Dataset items
== == ==
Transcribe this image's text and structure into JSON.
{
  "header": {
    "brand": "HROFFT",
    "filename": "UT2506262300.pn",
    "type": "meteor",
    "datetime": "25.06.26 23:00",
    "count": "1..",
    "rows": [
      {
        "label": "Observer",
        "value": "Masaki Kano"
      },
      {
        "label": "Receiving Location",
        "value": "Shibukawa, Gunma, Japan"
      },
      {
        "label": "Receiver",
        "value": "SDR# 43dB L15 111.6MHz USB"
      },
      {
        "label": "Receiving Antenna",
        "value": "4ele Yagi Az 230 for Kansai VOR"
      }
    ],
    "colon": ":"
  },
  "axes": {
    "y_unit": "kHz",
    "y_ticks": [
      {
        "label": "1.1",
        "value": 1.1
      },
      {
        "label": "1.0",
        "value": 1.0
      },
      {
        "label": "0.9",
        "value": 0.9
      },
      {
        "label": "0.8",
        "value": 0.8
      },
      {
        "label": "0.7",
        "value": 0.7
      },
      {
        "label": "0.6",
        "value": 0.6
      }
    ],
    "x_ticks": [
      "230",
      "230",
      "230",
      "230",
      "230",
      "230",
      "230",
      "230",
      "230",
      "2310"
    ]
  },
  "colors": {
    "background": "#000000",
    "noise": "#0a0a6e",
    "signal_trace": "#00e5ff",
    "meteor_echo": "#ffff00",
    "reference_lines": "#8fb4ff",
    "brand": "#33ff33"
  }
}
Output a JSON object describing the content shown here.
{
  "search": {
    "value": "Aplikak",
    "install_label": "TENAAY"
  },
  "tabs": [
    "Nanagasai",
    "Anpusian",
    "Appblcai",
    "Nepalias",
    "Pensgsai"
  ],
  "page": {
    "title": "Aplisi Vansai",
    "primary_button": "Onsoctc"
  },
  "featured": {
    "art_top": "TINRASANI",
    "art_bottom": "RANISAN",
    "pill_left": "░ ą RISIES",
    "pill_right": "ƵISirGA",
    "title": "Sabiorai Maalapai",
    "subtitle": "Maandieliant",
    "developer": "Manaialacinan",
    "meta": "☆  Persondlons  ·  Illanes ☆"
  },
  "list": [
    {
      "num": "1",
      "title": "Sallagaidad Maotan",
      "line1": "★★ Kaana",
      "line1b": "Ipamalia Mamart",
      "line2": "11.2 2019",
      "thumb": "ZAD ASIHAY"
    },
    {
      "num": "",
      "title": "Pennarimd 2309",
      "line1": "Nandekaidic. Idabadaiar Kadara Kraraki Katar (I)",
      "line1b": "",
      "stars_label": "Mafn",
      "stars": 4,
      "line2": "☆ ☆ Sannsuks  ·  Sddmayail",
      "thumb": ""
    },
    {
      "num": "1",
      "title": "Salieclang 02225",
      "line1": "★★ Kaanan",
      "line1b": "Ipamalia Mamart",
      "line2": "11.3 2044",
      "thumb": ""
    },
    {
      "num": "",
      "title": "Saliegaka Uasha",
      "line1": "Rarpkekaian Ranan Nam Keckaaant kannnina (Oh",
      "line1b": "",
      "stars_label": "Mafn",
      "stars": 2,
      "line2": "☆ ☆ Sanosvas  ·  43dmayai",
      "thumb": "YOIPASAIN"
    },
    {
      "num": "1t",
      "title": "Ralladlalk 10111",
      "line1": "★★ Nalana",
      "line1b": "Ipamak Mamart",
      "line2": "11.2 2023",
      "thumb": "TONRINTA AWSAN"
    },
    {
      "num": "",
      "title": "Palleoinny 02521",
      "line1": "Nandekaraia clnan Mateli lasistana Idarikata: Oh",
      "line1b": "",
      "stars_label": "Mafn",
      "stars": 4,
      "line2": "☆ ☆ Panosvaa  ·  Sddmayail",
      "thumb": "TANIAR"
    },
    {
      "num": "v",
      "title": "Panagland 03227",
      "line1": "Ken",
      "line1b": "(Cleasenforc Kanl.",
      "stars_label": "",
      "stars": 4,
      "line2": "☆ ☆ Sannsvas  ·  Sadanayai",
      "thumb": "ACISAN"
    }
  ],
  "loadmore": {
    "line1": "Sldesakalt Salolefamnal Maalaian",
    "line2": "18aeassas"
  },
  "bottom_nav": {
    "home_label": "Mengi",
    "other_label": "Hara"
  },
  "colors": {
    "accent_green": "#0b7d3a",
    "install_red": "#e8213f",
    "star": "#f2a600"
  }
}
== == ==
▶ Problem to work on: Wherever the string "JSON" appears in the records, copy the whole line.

▶ Answer box:
Transcribe this image's text and structure into JSON.
Output a JSON object describing the content shown here.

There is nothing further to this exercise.